Terrence McNally’s filleting of E L Doctorow’s 1975 kaleidoscopic novel is more efficient than inspirational, draining the thing of its juice and fire in the neatly arranged narrative segments of the generic white middle-class family, the black underclass and the swarm of immigrants.

Elements of these various stories catch the light, and are mobilised in some fine choreography by Javier de Frutos, before getting lost in a series of completely unmemorable anthems and chorales by Stephen Flaherty (music) and Lynn Ahrens (lyrics). Even worse, there’s a serious dislocation between the political emancipation of the central character – the jazz pianist Coalhouse Walker (a subdued Rolan Bell) – and the musical language in which he expresses himself.

There’s racial tension without much tension, although the original Broadway production had the magnificent and charismatic Brian Stokes Mitchell in the lead.
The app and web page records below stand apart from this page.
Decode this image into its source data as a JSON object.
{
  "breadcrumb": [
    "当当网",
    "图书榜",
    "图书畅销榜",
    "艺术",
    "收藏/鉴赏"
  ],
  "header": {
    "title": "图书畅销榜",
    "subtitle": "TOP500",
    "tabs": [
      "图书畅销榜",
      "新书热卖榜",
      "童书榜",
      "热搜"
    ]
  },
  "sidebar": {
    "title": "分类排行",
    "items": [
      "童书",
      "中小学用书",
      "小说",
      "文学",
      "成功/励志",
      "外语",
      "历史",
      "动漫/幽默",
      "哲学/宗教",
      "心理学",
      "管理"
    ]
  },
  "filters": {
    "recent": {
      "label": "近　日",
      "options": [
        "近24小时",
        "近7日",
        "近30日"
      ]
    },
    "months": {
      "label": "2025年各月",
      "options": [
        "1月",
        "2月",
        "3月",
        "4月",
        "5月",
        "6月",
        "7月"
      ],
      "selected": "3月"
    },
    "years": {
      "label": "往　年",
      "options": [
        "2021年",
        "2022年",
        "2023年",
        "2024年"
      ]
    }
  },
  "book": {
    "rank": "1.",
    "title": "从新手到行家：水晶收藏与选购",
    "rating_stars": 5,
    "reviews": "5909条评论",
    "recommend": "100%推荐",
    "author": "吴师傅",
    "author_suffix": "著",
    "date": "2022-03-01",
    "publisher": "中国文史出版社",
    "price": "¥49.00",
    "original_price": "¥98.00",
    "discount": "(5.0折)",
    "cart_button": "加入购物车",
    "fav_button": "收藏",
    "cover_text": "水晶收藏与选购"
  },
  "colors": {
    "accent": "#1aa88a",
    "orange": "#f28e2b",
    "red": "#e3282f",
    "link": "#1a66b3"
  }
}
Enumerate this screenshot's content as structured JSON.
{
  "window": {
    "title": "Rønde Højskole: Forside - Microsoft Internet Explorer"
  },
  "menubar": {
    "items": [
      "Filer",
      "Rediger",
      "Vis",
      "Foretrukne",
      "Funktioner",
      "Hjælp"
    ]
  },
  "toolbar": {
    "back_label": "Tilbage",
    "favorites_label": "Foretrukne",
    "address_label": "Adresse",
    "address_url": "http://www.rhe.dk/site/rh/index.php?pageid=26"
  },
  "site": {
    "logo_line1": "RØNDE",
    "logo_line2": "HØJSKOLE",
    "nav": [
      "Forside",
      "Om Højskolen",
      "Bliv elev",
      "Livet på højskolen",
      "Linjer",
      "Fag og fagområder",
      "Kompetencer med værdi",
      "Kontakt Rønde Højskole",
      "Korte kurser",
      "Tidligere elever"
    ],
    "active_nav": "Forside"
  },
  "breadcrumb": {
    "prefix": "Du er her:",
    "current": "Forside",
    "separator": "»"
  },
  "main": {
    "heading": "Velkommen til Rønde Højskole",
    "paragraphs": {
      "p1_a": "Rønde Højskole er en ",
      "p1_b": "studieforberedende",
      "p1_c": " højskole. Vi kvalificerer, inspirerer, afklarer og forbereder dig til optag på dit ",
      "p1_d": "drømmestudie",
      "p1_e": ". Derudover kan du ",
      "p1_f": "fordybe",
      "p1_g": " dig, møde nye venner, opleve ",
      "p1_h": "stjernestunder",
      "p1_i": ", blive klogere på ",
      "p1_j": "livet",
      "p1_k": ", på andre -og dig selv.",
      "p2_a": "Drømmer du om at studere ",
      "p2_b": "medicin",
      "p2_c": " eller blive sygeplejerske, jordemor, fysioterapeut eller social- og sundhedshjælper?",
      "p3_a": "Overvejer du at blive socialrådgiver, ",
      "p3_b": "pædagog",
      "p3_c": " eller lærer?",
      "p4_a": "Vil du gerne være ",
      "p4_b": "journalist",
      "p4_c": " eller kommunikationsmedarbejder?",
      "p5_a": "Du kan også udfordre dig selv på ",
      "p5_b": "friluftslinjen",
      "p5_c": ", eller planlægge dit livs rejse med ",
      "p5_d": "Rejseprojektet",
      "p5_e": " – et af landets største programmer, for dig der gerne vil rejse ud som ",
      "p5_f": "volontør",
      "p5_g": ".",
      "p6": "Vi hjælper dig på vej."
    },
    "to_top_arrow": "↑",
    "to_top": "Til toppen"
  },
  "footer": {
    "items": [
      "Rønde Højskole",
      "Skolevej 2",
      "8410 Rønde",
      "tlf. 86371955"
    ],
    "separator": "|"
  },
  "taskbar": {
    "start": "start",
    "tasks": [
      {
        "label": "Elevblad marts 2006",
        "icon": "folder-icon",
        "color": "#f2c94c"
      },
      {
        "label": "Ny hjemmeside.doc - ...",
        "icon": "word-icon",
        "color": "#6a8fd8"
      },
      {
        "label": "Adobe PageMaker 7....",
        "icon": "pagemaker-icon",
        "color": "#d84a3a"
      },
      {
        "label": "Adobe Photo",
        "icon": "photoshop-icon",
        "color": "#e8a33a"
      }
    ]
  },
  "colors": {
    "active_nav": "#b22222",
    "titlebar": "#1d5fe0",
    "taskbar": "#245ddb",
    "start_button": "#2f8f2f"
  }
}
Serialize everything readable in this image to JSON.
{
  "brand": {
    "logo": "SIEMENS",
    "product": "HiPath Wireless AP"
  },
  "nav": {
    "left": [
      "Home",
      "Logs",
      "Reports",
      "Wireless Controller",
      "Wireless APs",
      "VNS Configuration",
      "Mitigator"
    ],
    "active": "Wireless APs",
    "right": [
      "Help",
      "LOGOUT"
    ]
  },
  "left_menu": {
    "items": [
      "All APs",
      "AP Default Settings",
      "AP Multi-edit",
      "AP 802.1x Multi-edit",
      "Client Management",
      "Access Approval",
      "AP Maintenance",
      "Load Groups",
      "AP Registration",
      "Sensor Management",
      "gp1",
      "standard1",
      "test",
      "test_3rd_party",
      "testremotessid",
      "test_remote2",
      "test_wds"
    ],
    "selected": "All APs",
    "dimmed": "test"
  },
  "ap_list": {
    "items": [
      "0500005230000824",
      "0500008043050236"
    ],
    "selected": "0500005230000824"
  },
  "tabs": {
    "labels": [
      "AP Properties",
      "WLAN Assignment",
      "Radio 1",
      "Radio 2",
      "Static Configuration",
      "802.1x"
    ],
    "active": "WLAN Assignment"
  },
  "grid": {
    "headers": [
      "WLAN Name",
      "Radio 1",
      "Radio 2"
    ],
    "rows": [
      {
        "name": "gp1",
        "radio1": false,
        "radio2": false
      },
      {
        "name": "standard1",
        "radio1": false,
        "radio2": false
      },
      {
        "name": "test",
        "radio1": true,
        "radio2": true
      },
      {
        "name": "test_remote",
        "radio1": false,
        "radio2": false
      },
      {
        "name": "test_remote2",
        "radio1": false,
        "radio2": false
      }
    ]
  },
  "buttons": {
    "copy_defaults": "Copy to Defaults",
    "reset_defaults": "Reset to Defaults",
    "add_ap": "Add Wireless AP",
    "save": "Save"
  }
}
Here, the supposedly iconic historical characters of Emma Goldman, Henry Ford, J P Morgan (whoops, that’s a bit unfortunate) and Harry Houdini flicker to life and are immediately extinguished.

The melting pot of America simmers down into coagulant goo, despite the best efforts of John Marquez, for instance, as Tateh, the immigrant picture book artist: “America is our shtetl,” he proclaims, as an aeroplane on the sound effects for once obliterates the aeroplanes in the London night sky; and he soon becomes a movie director.

Rosalie Craig is a striking and full-voiced maternal figure, investing her bland lyrics with something approaching true sentiment and poignancy. But despite one or two flash points of action (the abuse of Coalhouse’s Model T Ford, for instance, or Emma Goldman rabble-rousing in Union Square) there’s a becalmed mood to the evening.

In many ways, Sheader and his team have revolutionised how shows are presented at this venue, notably in revivals of Lord of the Flies and Into the Woods. But Ragtime does not fulfil its promise of Shakespearean complexity, and soon becomes a penance to sit through; and not being able to see the band (they are supervised by Nigel Lilley on a hidden platform way up in the trees) is another serious deprivation.